  • When will key agreements be made? Partners should be brought into the discussions as early on as possible to ensure all decisions regarding the structure and function of the partnerships are agreed upon.
  • What would be the risks of entering into a partnership? How could they be mitigated?
  • Are there any restrictions to who our organisation can partner with or how the partnership is structured? If there are, will changes be necessary at a constitutional or board level?

What sort of things should I consider to maintain my partnership?

There is no comprehensive list of all of the key points that have to be taken into consideration as you establish and move your partnership forward. This is not exhaustive but you may wish to consider your:

  • Strategy: Organisations partnering or collaborating with each other might find it useful to develop a shared strategy for work that they will be delivering together. This will help ensure everyone agrees on the goals and objectives. This could also help define the specific activities to be delivered, key milestones and delivery dates, and could guide the focus of the partnership.
  • Ongoing communication: How will you ensure that everyone is aware of the work each partner is delivering? Having clear channels for communication between all the key players could allow for improved transparency and information sharing. This might include the reporting that is to be delivered, its frequency and information to be covered.
  • Governance: Having clear structures and processes in place could help guide the focus and delivery of the work.
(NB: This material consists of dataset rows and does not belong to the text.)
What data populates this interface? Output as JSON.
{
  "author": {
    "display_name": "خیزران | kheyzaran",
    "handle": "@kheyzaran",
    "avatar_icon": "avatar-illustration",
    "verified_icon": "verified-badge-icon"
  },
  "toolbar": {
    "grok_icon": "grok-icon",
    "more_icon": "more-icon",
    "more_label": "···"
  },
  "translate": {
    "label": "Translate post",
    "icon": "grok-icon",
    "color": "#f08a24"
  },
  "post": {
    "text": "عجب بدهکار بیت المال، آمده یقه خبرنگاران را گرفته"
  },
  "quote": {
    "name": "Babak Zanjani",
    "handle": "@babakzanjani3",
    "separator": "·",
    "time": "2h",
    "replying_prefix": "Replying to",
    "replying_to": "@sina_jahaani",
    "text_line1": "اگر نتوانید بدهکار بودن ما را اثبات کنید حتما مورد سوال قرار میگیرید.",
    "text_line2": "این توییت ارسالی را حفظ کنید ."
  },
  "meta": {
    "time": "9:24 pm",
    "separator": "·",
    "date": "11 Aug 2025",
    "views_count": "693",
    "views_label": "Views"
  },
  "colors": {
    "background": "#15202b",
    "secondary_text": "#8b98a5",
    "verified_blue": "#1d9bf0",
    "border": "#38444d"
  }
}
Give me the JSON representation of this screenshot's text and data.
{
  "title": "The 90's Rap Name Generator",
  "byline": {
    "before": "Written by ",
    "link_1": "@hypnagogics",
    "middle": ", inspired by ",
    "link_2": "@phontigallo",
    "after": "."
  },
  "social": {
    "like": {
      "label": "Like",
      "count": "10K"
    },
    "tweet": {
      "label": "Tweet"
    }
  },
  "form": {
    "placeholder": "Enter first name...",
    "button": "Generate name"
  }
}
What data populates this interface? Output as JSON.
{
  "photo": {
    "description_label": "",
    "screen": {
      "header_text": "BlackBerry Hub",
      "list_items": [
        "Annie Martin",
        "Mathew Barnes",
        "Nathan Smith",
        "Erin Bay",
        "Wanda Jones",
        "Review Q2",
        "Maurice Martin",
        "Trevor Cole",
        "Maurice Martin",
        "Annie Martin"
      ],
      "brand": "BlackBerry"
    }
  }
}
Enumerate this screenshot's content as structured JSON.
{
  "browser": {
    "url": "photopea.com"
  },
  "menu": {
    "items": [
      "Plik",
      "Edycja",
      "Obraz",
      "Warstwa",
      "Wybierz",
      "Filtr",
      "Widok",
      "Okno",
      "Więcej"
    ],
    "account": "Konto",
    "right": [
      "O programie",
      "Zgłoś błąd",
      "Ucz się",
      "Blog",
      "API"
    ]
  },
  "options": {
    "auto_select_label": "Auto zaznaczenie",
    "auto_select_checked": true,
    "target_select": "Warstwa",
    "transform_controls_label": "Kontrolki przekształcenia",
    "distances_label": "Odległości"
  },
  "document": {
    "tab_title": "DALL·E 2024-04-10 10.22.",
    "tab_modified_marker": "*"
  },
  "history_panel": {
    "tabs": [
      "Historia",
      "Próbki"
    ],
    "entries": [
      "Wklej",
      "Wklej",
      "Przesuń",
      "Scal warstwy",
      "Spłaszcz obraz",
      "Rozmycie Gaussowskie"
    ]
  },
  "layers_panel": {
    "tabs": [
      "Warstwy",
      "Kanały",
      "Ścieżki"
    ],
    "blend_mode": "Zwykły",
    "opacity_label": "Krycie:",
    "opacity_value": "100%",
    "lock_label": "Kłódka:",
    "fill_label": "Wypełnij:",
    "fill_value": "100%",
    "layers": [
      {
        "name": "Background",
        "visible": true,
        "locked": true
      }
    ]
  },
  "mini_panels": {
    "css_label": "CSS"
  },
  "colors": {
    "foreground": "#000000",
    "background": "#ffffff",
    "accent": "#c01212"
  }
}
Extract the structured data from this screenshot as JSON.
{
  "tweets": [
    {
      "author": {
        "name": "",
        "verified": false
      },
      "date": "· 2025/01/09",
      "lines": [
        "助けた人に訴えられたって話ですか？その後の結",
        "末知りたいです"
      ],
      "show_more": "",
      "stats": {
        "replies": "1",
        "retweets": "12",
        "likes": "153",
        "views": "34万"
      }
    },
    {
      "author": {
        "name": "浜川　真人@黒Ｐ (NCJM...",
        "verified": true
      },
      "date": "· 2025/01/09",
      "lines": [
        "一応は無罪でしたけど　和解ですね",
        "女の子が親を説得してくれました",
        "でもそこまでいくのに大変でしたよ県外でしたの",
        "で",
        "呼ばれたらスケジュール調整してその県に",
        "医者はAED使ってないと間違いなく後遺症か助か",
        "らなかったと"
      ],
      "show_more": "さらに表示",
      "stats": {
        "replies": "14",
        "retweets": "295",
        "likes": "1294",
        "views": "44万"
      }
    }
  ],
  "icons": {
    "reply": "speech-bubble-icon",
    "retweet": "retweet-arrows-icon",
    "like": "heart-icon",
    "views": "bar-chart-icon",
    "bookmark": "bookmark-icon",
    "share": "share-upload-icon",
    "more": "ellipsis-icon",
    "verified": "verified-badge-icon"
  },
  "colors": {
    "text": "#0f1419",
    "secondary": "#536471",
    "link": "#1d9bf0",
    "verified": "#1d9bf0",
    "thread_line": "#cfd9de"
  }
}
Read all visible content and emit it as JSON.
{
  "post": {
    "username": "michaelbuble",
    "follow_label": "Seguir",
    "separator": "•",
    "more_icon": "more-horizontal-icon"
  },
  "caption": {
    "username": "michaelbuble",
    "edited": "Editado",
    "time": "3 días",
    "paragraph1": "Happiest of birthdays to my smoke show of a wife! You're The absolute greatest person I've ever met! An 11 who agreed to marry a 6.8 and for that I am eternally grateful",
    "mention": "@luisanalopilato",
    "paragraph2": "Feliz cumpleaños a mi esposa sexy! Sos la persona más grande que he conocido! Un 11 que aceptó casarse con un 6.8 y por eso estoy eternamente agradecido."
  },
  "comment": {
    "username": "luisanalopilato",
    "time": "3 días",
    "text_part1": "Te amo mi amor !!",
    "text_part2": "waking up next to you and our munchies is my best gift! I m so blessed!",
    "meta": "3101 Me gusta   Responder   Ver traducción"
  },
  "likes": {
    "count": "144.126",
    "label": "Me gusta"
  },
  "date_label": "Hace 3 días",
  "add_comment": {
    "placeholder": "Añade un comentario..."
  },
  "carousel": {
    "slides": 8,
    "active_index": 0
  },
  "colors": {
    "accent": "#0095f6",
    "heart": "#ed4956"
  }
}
This may involve identifying who has responsibility for oversight from the beginning, who reports to who, and through what means.
  • Monitoring and evaluation: Putting in place a shared measurement framework from the outset  may help ensure all partners agree regarding the main changes they want to see and will help keep them focused on impact.